▸ **PROBLEM TO SOLVE**:
In the entries below, find each line with the string "username" and copy it.

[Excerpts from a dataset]

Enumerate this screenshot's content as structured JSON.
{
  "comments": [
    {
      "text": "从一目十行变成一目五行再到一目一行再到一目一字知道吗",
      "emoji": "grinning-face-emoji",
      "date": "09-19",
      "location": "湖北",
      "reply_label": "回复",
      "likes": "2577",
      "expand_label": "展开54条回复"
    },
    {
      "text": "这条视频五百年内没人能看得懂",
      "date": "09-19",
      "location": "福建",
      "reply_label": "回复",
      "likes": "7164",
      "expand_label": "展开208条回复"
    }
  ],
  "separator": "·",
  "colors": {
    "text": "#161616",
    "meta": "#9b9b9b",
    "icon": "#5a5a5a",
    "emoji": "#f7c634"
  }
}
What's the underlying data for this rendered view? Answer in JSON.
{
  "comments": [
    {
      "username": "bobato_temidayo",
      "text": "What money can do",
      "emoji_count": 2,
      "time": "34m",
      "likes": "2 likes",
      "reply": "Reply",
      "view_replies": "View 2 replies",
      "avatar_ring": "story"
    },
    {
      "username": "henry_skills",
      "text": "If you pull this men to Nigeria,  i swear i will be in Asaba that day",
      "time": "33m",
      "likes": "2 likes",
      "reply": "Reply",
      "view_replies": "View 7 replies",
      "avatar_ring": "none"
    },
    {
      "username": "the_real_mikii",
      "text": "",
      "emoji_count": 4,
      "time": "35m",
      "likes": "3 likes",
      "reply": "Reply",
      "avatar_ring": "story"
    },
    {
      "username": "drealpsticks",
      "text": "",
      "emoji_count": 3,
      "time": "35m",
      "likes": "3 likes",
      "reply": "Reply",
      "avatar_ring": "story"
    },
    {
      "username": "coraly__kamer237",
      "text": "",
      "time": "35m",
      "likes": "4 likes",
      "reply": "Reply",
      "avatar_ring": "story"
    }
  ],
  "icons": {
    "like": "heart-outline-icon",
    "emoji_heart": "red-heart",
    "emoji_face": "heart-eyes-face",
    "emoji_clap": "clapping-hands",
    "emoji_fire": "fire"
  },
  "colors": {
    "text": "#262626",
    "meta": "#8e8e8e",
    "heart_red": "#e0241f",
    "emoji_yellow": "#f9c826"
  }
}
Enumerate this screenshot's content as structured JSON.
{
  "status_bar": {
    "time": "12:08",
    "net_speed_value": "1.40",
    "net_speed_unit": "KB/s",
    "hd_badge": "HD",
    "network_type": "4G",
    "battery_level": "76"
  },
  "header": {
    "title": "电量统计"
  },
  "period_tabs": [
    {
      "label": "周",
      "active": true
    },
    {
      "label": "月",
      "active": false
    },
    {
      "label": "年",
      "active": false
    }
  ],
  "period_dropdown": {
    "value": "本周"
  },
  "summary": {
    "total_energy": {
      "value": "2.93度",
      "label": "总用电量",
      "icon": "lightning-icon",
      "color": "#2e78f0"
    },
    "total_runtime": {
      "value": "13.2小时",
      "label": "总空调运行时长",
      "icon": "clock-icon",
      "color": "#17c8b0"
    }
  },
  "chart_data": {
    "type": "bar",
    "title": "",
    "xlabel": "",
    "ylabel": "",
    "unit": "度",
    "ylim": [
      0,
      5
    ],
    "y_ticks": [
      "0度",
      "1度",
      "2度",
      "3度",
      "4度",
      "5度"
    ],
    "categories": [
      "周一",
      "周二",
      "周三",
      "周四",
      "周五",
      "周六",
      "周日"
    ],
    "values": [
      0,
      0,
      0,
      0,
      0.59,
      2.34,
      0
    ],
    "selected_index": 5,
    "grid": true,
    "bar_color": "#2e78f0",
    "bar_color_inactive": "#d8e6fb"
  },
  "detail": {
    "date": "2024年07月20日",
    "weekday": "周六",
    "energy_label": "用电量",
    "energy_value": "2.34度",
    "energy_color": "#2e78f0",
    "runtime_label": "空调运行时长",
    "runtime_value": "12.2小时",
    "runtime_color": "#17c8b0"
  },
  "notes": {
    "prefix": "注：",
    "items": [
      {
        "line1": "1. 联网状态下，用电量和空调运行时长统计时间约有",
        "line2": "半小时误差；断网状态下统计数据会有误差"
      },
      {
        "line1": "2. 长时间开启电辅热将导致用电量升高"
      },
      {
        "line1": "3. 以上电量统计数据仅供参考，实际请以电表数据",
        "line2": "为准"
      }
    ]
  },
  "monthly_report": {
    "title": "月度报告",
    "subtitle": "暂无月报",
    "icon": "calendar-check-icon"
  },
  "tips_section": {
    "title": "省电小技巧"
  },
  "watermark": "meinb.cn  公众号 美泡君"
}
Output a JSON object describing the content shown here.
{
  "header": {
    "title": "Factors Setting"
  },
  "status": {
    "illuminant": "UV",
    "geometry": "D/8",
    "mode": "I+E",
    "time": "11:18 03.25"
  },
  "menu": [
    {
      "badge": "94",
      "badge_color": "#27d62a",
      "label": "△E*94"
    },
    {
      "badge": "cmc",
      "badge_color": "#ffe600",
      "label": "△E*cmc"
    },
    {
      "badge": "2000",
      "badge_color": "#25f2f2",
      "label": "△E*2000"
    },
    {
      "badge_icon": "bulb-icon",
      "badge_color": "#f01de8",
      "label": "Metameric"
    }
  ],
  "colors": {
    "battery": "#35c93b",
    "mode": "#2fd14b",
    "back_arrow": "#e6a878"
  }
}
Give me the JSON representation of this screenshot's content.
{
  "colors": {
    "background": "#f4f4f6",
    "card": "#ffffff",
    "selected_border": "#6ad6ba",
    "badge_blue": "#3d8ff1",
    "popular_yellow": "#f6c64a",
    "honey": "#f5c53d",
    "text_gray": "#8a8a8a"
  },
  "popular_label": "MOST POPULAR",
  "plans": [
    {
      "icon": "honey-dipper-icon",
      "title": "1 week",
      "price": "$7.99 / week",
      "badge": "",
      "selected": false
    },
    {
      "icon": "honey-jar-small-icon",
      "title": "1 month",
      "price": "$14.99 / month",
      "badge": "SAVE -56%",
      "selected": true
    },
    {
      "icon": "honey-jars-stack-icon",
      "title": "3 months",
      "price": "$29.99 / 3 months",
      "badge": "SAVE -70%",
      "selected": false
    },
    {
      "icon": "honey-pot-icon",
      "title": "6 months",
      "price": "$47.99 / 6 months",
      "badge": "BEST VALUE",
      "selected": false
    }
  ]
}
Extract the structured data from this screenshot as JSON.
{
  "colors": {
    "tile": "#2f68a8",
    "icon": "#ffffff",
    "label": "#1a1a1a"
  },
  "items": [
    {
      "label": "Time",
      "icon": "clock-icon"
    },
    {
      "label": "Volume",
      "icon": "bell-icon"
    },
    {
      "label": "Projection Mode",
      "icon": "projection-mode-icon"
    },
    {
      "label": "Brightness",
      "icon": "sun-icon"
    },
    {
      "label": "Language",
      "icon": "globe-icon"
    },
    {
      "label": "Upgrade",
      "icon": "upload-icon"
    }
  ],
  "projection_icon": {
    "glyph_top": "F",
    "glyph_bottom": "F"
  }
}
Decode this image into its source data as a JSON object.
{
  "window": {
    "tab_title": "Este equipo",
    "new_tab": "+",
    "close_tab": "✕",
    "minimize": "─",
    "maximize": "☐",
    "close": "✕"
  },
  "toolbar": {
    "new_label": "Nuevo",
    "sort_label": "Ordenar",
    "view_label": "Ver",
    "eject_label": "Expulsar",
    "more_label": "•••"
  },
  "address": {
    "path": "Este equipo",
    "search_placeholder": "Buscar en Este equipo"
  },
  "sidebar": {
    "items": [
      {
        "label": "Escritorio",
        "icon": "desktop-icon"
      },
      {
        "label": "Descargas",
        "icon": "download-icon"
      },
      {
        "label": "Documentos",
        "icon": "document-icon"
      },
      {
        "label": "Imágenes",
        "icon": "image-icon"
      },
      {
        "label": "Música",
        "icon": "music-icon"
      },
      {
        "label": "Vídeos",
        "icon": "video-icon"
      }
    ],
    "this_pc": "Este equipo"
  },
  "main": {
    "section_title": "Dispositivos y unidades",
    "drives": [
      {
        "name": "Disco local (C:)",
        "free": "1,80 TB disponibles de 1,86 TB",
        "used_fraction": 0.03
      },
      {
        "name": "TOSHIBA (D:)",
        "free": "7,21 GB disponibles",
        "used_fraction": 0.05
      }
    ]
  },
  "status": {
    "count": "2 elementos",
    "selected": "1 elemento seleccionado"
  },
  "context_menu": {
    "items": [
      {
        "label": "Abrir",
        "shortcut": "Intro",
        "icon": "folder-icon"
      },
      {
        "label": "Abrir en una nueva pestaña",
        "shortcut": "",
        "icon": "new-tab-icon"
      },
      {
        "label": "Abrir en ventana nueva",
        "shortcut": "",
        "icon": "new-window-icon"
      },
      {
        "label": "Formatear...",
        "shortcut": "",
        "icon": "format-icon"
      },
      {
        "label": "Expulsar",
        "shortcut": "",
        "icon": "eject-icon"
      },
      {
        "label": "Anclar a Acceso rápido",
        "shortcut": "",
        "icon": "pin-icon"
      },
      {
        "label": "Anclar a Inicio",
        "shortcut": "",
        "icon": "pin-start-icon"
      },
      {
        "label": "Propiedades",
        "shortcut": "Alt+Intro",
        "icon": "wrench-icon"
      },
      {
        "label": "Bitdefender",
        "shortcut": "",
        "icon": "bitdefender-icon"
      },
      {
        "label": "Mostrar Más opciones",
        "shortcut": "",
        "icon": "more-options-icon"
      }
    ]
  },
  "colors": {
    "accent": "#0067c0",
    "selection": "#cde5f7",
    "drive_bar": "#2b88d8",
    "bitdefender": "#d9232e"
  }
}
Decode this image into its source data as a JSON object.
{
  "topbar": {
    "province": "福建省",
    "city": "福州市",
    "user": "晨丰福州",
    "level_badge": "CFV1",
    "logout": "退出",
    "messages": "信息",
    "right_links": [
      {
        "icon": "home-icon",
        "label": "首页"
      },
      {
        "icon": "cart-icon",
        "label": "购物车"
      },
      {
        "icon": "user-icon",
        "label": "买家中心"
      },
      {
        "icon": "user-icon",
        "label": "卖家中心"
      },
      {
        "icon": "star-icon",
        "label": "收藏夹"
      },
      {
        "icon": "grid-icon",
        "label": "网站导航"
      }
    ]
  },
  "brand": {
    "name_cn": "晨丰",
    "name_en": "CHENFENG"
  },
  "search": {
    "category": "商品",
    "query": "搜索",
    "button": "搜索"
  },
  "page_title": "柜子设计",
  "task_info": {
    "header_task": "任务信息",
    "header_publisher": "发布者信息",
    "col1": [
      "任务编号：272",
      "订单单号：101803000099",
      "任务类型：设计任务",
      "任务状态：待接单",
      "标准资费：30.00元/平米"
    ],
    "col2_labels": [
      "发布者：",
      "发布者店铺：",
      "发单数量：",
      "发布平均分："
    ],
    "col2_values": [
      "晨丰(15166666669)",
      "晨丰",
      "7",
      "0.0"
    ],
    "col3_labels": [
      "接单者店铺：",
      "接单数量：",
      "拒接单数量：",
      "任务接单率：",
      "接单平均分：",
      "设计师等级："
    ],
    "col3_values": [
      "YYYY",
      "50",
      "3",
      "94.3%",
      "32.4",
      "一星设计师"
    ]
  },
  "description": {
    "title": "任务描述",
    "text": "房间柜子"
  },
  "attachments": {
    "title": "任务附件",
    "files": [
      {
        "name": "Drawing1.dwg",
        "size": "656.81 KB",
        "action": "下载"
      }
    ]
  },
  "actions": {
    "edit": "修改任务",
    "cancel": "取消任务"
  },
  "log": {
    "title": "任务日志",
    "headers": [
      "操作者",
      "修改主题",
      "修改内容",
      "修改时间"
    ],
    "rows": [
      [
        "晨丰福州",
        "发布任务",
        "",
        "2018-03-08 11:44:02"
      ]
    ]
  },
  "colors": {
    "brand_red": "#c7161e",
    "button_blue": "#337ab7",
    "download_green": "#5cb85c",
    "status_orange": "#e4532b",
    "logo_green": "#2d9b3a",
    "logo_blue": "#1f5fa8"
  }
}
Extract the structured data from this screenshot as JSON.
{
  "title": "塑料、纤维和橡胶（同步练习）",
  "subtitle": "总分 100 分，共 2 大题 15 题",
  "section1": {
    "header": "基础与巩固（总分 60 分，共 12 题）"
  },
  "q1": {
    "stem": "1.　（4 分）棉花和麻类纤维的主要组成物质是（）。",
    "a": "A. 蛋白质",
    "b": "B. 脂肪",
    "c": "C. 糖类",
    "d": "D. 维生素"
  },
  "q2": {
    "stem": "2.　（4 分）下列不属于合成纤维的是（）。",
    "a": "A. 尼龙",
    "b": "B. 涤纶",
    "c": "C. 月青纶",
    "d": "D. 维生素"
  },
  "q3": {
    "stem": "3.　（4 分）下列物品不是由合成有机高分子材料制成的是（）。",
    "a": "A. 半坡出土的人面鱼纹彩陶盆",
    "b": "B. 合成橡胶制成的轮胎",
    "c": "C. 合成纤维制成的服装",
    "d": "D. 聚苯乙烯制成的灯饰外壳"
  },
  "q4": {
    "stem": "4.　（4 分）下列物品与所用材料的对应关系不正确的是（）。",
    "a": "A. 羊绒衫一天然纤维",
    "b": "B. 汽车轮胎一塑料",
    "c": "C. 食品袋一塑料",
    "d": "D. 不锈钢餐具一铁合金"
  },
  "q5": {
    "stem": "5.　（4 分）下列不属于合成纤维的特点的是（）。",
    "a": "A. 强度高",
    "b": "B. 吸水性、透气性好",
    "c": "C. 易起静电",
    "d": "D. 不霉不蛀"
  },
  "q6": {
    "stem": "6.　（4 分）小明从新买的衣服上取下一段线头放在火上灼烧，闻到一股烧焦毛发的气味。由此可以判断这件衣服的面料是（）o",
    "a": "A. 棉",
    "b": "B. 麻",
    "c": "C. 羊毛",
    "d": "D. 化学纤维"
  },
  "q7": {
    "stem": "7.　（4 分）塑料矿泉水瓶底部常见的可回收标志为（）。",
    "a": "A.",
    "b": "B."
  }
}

▸ **PROBLEM SOLUTION**:
      "username": "bobato_temidayo",
      "username": "henry_skills",
      "username": "the_real_mikii",
      "username": "drealpsticks",
      "username": "coraly__kamer237",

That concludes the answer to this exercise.